Page and application data records

-----

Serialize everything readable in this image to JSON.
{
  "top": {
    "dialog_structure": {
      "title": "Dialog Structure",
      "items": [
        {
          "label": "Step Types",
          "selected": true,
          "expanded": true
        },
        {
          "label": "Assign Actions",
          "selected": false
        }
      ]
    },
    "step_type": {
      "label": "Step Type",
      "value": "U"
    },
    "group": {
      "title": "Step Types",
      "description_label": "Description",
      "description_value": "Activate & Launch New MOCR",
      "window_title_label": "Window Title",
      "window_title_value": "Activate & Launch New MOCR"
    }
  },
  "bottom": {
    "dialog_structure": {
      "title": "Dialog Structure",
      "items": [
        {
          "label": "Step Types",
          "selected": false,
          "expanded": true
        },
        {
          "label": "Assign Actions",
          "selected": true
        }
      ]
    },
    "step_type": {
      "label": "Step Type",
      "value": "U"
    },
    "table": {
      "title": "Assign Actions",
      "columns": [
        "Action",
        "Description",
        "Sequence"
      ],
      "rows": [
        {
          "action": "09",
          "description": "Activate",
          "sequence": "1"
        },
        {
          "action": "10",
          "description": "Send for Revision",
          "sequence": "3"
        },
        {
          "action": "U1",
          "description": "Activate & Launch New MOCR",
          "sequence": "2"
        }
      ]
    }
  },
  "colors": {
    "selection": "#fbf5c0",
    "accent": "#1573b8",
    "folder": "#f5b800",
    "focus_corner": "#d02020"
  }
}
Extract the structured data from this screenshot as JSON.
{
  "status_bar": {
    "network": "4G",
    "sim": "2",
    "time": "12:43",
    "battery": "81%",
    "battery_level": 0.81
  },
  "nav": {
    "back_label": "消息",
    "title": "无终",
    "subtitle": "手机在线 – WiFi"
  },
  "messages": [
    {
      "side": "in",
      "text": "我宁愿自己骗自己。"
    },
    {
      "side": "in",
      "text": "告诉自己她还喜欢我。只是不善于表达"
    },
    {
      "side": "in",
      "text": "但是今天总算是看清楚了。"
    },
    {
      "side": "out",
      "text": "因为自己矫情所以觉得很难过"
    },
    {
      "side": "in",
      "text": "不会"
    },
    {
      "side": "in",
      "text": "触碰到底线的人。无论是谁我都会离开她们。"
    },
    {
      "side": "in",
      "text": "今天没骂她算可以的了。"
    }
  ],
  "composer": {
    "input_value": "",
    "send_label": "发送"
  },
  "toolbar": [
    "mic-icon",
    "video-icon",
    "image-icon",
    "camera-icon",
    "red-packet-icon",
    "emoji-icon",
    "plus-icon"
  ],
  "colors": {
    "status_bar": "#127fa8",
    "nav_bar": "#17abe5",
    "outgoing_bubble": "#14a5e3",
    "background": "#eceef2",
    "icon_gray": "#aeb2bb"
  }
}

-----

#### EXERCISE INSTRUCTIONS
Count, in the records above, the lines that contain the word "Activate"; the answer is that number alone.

#### ANSWER FOR THE TASK
4